The use of touch varies. Some therapists may pat or hug a patient as a sign of support or comfort (ONLY with the patient’s prior consent). However, physical touch is powerful and should never be sexualized. Kissing, excessive touching and sexual activity have no place in legitimate forms of therapy. While almost all therapists are ethical, a small minority exploits their patients. Any therapy involving inappropriate sexual behavior should be discontinued and the therapist should be reported to the state’s licensing board.

Is it okay for therapists and patients to date?

Dating or any sexual contact between a therapist and patient is always inappropriate. This includes seeking therapy from someone with whom you have been involved, with whom you had an intimate relationship with in the past, dating during therapy or starting a relationship after therapy has ended. Many states have specific statutes regarding this behavior.

Will my therapist be angry if I switch to another practitioner?

The answer to this question should be no. Therapists are professionals who should have the best interest of their patient at heart. Any decision to switch therapists should be explored with the therapist.
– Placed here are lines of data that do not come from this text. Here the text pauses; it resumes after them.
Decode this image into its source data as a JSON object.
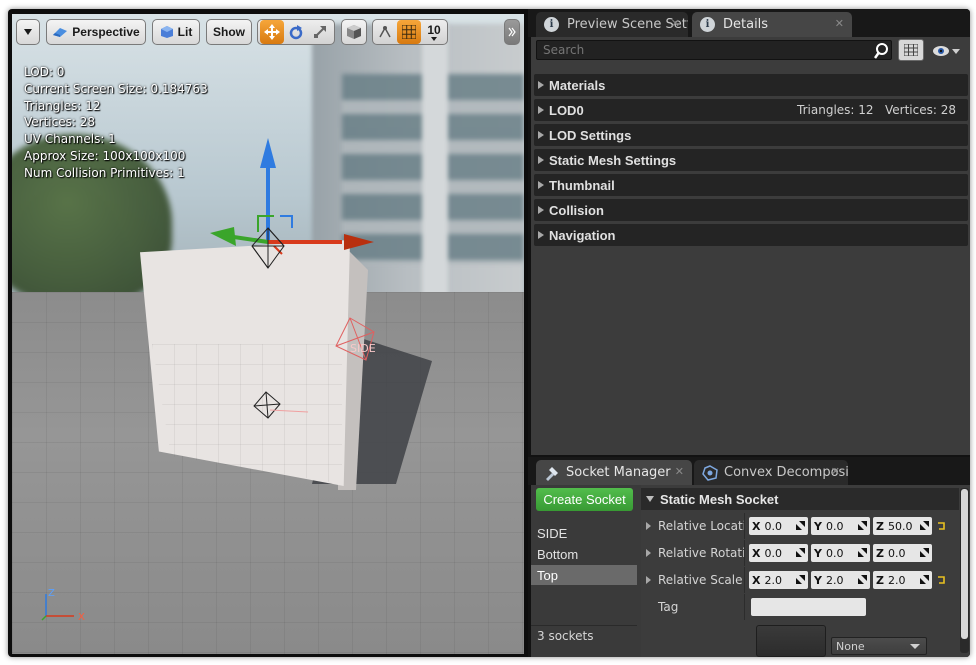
{
  "viewport": {
    "toolbar": {
      "perspective_label": "Perspective",
      "lit_label": "Lit",
      "show_label": "Show",
      "grid_snap_value": "10"
    },
    "stats": [
      "LOD: 0",
      "Current Screen Size: 0.184763",
      "Triangles: 12",
      "Vertices: 28",
      "UV Channels: 1",
      "Approx Size: 100x100x100",
      "Num Collision Primitives: 1"
    ],
    "socket_label": "SIDE",
    "axis": {
      "z": "Z",
      "x": "X"
    }
  },
  "details_tabs": [
    {
      "label": "Preview Scene Setti",
      "icon": "info-icon"
    },
    {
      "label": "Details",
      "icon": "info-icon"
    }
  ],
  "details": {
    "search_placeholder": "Search",
    "categories": [
      {
        "label": "Materials"
      },
      {
        "label": "LOD0",
        "right": "Triangles: 12   Vertices: 28"
      },
      {
        "label": "LOD Settings"
      },
      {
        "label": "Static Mesh Settings"
      },
      {
        "label": "Thumbnail"
      },
      {
        "label": "Collision"
      },
      {
        "label": "Navigation"
      }
    ]
  },
  "bottom_tabs": [
    {
      "label": "Socket Manager",
      "icon": "socket-icon"
    },
    {
      "label": "Convex Decomposi",
      "icon": "convex-icon"
    }
  ],
  "socket_manager": {
    "create_label": "Create Socket",
    "sockets": [
      "SIDE",
      "Bottom",
      "Top"
    ],
    "selected": "Top",
    "count_label": "3 sockets"
  },
  "socket_props": {
    "header": "Static Mesh Socket",
    "rows": [
      {
        "label": "Relative Location",
        "x": "0.0",
        "y": "0.0",
        "z": "50.0",
        "reset": true
      },
      {
        "label": "Relative Rotation",
        "x": "0.0",
        "y": "0.0",
        "z": "0.0",
        "reset": false
      },
      {
        "label": "Relative Scale",
        "x": "2.0",
        "y": "2.0",
        "z": "2.0",
        "reset": true
      }
    ],
    "tag_label": "Tag",
    "tag_value": "",
    "preview_mesh_value": "None"
  },
  "colors": {
    "accent_orange": "#e8901e",
    "create_green": "#46ab40",
    "axis_x": "#d83a1c",
    "axis_y": "#3aa52a",
    "axis_z": "#2f7be0"
  }
}
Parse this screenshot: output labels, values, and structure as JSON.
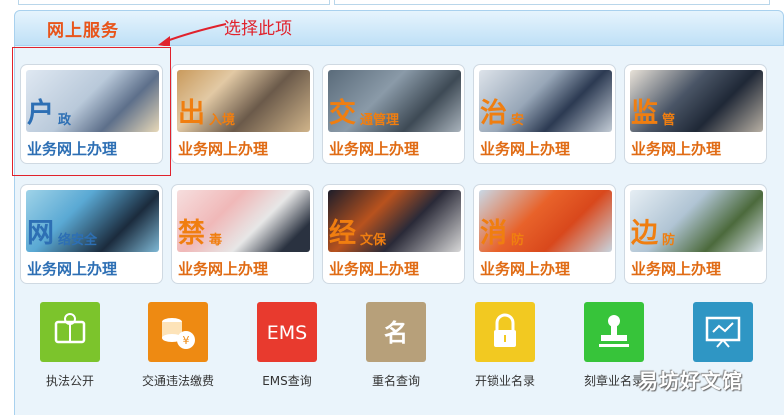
{
  "header": {
    "title": "网上服务"
  },
  "annotation": {
    "text": "选择此项",
    "color": "#e0222c"
  },
  "tiles_row1": [
    {
      "big": "户",
      "small": "政",
      "sub": "业务网上办理",
      "style": "blue"
    },
    {
      "big": "出",
      "small": "入境",
      "sub": "业务网上办理",
      "style": "orange"
    },
    {
      "big": "交",
      "small": "通管理",
      "sub": "业务网上办理",
      "style": "orange"
    },
    {
      "big": "治",
      "small": "安",
      "sub": "业务网上办理",
      "style": "orange"
    },
    {
      "big": "监",
      "small": "管",
      "sub": "业务网上办理",
      "style": "orange"
    }
  ],
  "tiles_row2": [
    {
      "big": "网",
      "small": "络安全",
      "sub": "业务网上办理",
      "style": "blue"
    },
    {
      "big": "禁",
      "small": "毒",
      "sub": "业务网上办理",
      "style": "orange"
    },
    {
      "big": "经",
      "small": "文保",
      "sub": "业务网上办理",
      "style": "orange"
    },
    {
      "big": "消",
      "small": "防",
      "sub": "业务网上办理",
      "style": "orange"
    },
    {
      "big": "边",
      "small": "防",
      "sub": "业务网上办理",
      "style": "orange"
    }
  ],
  "services": [
    {
      "label": "执法公开",
      "icon": "law-book-icon",
      "color": "#7cc42c",
      "glyph": ""
    },
    {
      "label": "交通违法缴费",
      "icon": "coin-icon",
      "color": "#ee8a12",
      "glyph": "¥"
    },
    {
      "label": "EMS查询",
      "icon": "ems-icon",
      "color": "#e83a2e",
      "glyph": "EMS"
    },
    {
      "label": "重名查询",
      "icon": "name-icon",
      "color": "#b7a07a",
      "glyph": "名"
    },
    {
      "label": "开锁业名录",
      "icon": "lock-icon",
      "color": "#f2c921",
      "glyph": ""
    },
    {
      "label": "刻章业名录",
      "icon": "stamp-icon",
      "color": "#37c43a",
      "glyph": ""
    },
    {
      "label": "",
      "icon": "screen-icon",
      "color": "#2f96c4",
      "glyph": ""
    }
  ],
  "watermark": "易坊好文馆"
}
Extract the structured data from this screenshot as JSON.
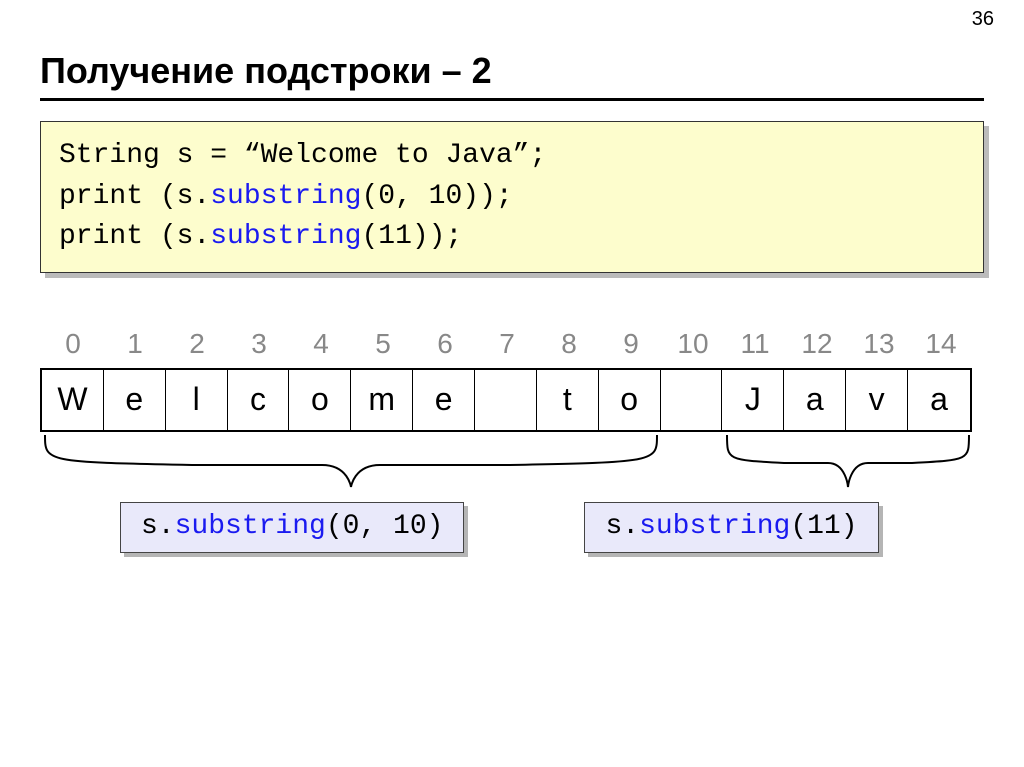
{
  "page_number": "36",
  "title": "Получение подстроки – 2",
  "code": {
    "line1_pre": "String s = “Welcome to Java”;",
    "line2_pre": "print (s.",
    "line2_fn": "substring",
    "line2_post": "(0, 10));",
    "line3_pre": "print (s.",
    "line3_fn": "substring",
    "line3_post": "(11));"
  },
  "indices": [
    "0",
    "1",
    "2",
    "3",
    "4",
    "5",
    "6",
    "7",
    "8",
    "9",
    "10",
    "11",
    "12",
    "13",
    "14"
  ],
  "chars": [
    "W",
    "e",
    "l",
    "c",
    "o",
    "m",
    "e",
    " ",
    "t",
    "o",
    " ",
    "J",
    "a",
    "v",
    "a"
  ],
  "sub_a_pre": "s.",
  "sub_a_fn": "substring",
  "sub_a_post": "(0, 10)",
  "sub_b_pre": "s.",
  "sub_b_fn": "substring",
  "sub_b_post": "(11)",
  "chart_data": {
    "type": "table",
    "string_value": "Welcome to Java",
    "index_range": [
      0,
      14
    ],
    "substrings": [
      {
        "call": "s.substring(0, 10)",
        "range": [
          0,
          9
        ],
        "result": "Welcome to"
      },
      {
        "call": "s.substring(11)",
        "range": [
          11,
          14
        ],
        "result": "Java"
      }
    ]
  }
}
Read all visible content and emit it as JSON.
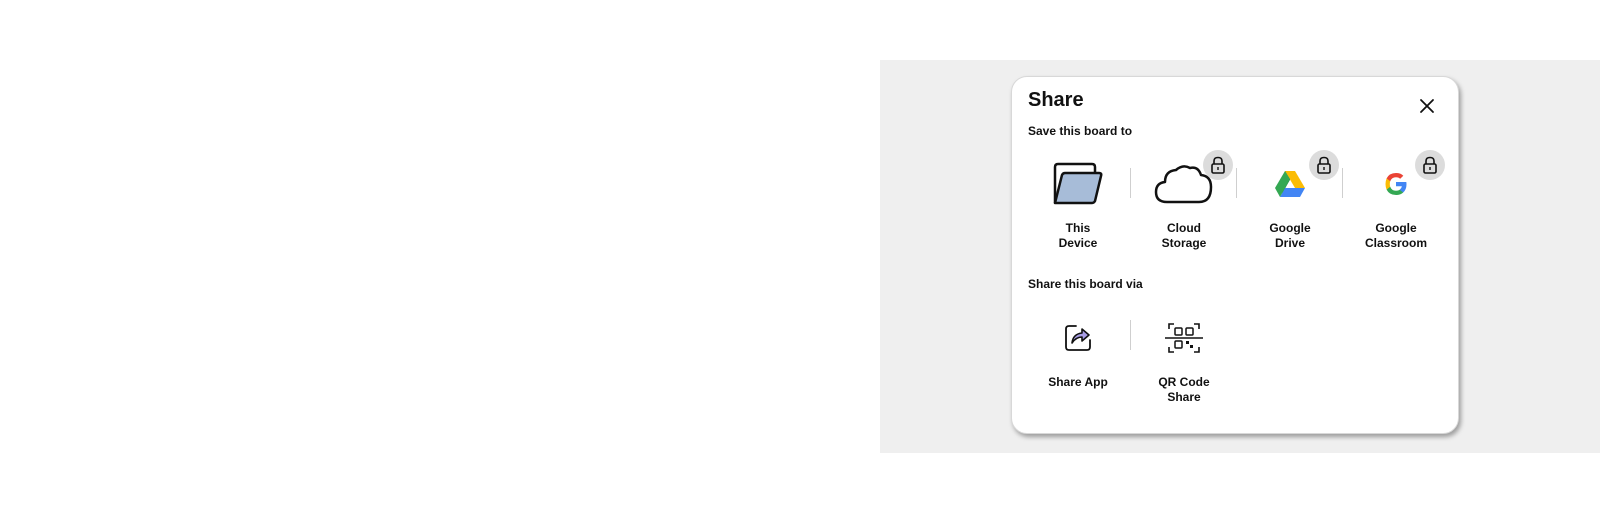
{
  "dialog": {
    "title": "Share",
    "save_section": {
      "label": "Save this board to",
      "options": [
        {
          "label": "This\nDevice",
          "icon": "folder-icon",
          "locked": false
        },
        {
          "label": "Cloud\nStorage",
          "icon": "cloud-icon",
          "locked": true
        },
        {
          "label": "Google\nDrive",
          "icon": "google-drive-icon",
          "locked": true
        },
        {
          "label": "Google\nClassroom",
          "icon": "google-classroom-icon",
          "locked": true
        }
      ]
    },
    "share_section": {
      "label": "Share this board via",
      "options": [
        {
          "label": "Share App",
          "icon": "share-app-icon"
        },
        {
          "label": "QR Code\nShare",
          "icon": "qr-code-icon"
        }
      ]
    }
  },
  "colors": {
    "folder_fill": "#a7bcd8",
    "lock_badge": "#dcdcdc",
    "panel_background": "#efefef",
    "share_arrow": "#a99ee6"
  }
}
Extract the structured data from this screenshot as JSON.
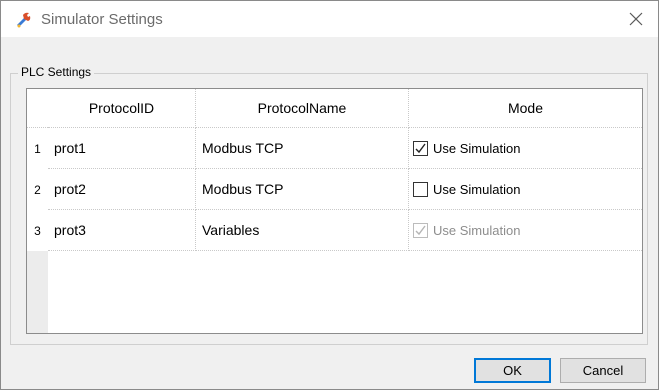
{
  "window": {
    "title": "Simulator Settings",
    "icon": "tools-icon",
    "close_icon": "close-icon"
  },
  "group": {
    "label": "PLC Settings"
  },
  "grid": {
    "columns": [
      "ProtocolID",
      "ProtocolName",
      "Mode"
    ],
    "rows": [
      {
        "num": "1",
        "id": "prot1",
        "name": "Modbus TCP",
        "mode": "Use Simulation",
        "checked": true,
        "enabled": true
      },
      {
        "num": "2",
        "id": "prot2",
        "name": "Modbus TCP",
        "mode": "Use Simulation",
        "checked": false,
        "enabled": true
      },
      {
        "num": "3",
        "id": "prot3",
        "name": "Variables",
        "mode": "Use Simulation",
        "checked": true,
        "enabled": false
      }
    ]
  },
  "buttons": {
    "ok": "OK",
    "cancel": "Cancel"
  },
  "colors": {
    "accent": "#0078d7",
    "dialog_bg": "#f0f0f0"
  }
}
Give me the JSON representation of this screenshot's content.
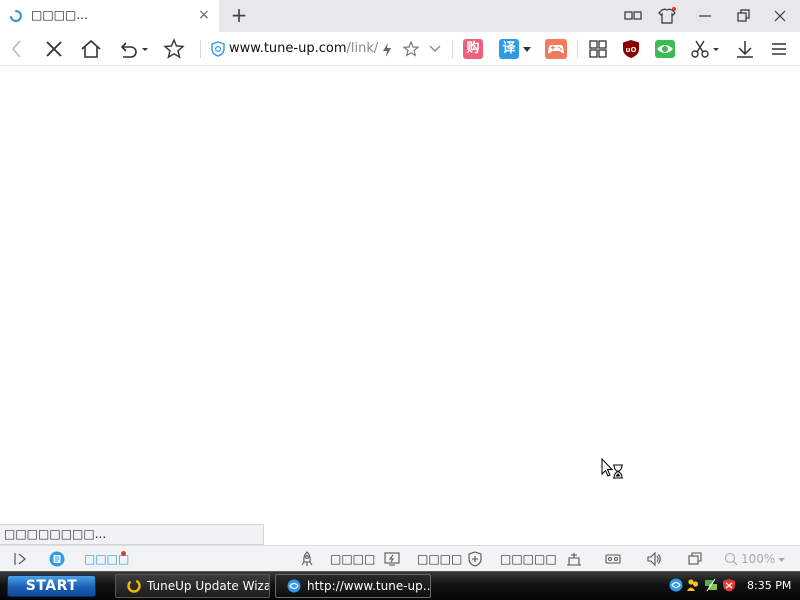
{
  "tab": {
    "title": "□□□□...",
    "close_glyph": "×",
    "new_tab_glyph": "+"
  },
  "toolbar": {
    "address": {
      "host": "www.tune-up.com",
      "path": "/link/?"
    },
    "extensions": [
      {
        "name": "shopping",
        "glyph": "购",
        "color": "#f0607a"
      },
      {
        "name": "translate",
        "glyph": "译",
        "color": "#2e9be6"
      },
      {
        "name": "game",
        "glyph": "",
        "color": "#f07a5a"
      }
    ]
  },
  "status_bubble": "□□□□□□□□...",
  "statusbar": {
    "sidebar_label": "□□□□",
    "item1": "□□□□",
    "item2": "□□□□",
    "item3": "□□□□□",
    "zoom": "100%"
  },
  "taskbar": {
    "start_label": "START",
    "items": [
      {
        "label": "TuneUp Update Wizard"
      },
      {
        "label": "http://www.tune-up..."
      }
    ],
    "clock": "8:35 PM"
  },
  "colors": {
    "accent": "#2e9be6",
    "tab_bg": "#e6e8ec",
    "taskbar": "#111111",
    "start": "#1b5fb8"
  }
}
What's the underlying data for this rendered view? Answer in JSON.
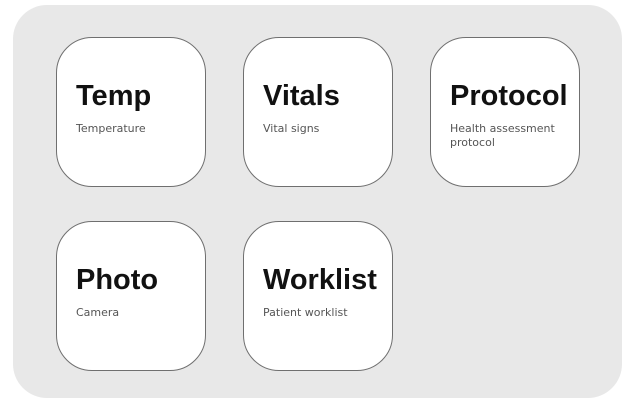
{
  "tiles": [
    {
      "title": "Temp",
      "subtitle": "Temperature"
    },
    {
      "title": "Vitals",
      "subtitle": "Vital signs"
    },
    {
      "title": "Protocol",
      "subtitle": "Health assessment protocol"
    },
    {
      "title": "Photo",
      "subtitle": "Camera"
    },
    {
      "title": "Worklist",
      "subtitle": "Patient worklist"
    }
  ]
}
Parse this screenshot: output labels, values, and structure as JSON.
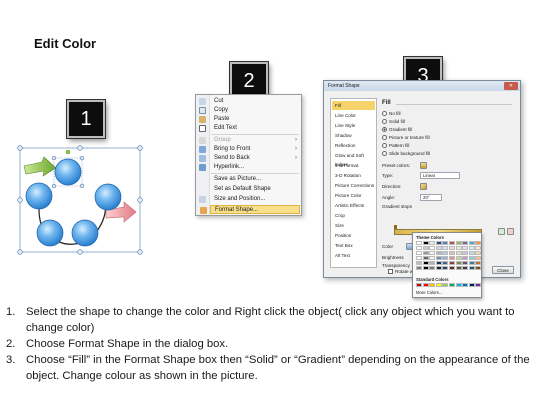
{
  "title": "Edit Color",
  "steps": {
    "one": "1",
    "two": "2",
    "three": "3"
  },
  "context_menu": {
    "items": [
      {
        "label": "Cut",
        "enabled": true
      },
      {
        "label": "Copy",
        "enabled": true
      },
      {
        "label": "Paste",
        "enabled": true
      },
      {
        "label": "Edit Text",
        "enabled": true
      },
      {
        "label": "Group",
        "enabled": false,
        "submenu": true
      },
      {
        "label": "Bring to Front",
        "enabled": true,
        "submenu": true
      },
      {
        "label": "Send to Back",
        "enabled": true,
        "submenu": true
      },
      {
        "label": "Hyperlink...",
        "enabled": true
      },
      {
        "label": "Save as Picture...",
        "enabled": true
      },
      {
        "label": "Set as Default Shape",
        "enabled": true
      },
      {
        "label": "Size and Position...",
        "enabled": true
      },
      {
        "label": "Format Shape...",
        "enabled": true,
        "selected": true
      }
    ]
  },
  "format_shape": {
    "title": "Format Shape",
    "close_glyph": "✕",
    "nav": [
      "Fill",
      "Line Color",
      "Line Style",
      "Shadow",
      "Reflection",
      "Glow and Soft Edges",
      "3-D Format",
      "3-D Rotation",
      "Picture Corrections",
      "Picture Color",
      "Artistic Effects",
      "Crop",
      "Size",
      "Position",
      "Text Box",
      "Alt Text"
    ],
    "nav_active": "Fill",
    "section": "Fill",
    "fill_options": [
      {
        "label": "No fill",
        "checked": false
      },
      {
        "label": "Solid fill",
        "checked": false
      },
      {
        "label": "Gradient fill",
        "checked": true
      },
      {
        "label": "Picture or texture fill",
        "checked": false
      },
      {
        "label": "Pattern fill",
        "checked": false
      },
      {
        "label": "Slide background fill",
        "checked": false
      }
    ],
    "preset_colors_label": "Preset colors:",
    "type_label": "Type:",
    "type_value": "Linear",
    "direction_label": "Direction:",
    "angle_label": "Angle:",
    "angle_value": "20°",
    "gradient_stops_label": "Gradient stops",
    "color_label": "Color",
    "position_label": "Position:",
    "position_value": "0%",
    "brightness_label": "Brightness",
    "transparency_label": "Transparency",
    "rotate_label": "Rotate with shape",
    "close_button": "Close"
  },
  "palette": {
    "theme_label": "Theme Colors",
    "standard_label": "Standard Colors",
    "more_label": "More Colors...",
    "theme_top_row": [
      "#ffffff",
      "#000000",
      "#eeece1",
      "#1f497d",
      "#4f81bd",
      "#c0504d",
      "#9bbb59",
      "#8064a2",
      "#4bacc6",
      "#f79646"
    ],
    "standard_row": [
      "#c00000",
      "#ff0000",
      "#ffc000",
      "#ffff00",
      "#92d050",
      "#00b050",
      "#00b0f0",
      "#0070c0",
      "#002060",
      "#7030a0"
    ]
  },
  "instructions": [
    {
      "num": "1.",
      "text": "Select the shape to change the color and Right click the object( click any object which you want to change color)"
    },
    {
      "num": "2.",
      "text": "Choose Format Shape in the dialog box."
    },
    {
      "num": "3.",
      "text": "Choose “Fill” in the Format Shape box then “Solid” or “Gradient” depending on the appearance of the object. Change colour as shown in the picture."
    }
  ]
}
If your therapist gets touchy or angry at your decision, you can take comfort in the fact that you have made the right decision.

Which is better, therapy or medication?

Both medication and therapy have been shown to be effective in treating mental illness. The type of treatment used depends on the nature of the problem. Generally, medication is often prescribed for conditions known to have strong biological components, such as major depression, schizophrenia, bipolar disorder or panic disorder.

Research suggests that use of medication and psychotherapy together may be the best approach, especially for more severe conditions. The medication offers relief from symptoms, and psychotherapy enables the individual to gain knowledge about her condition and how to handle it. This combined approach offers the fastest, longest-lasting treatment.

Should I see a male or female therapist?

Individuals often wonder if they would do better with a male or female therapist. Research on therapist traits and therapy outcome has failed to identify any relationship between the two. Factors such as warmth and empathy are much more related to outcome than therapist gender. However, the nature of your particular problem as well as your own preferences may lead you to seek out a male or female therapist. For example, a woman who was sexually abused by her father may feel more comfortable working with a woman therapist.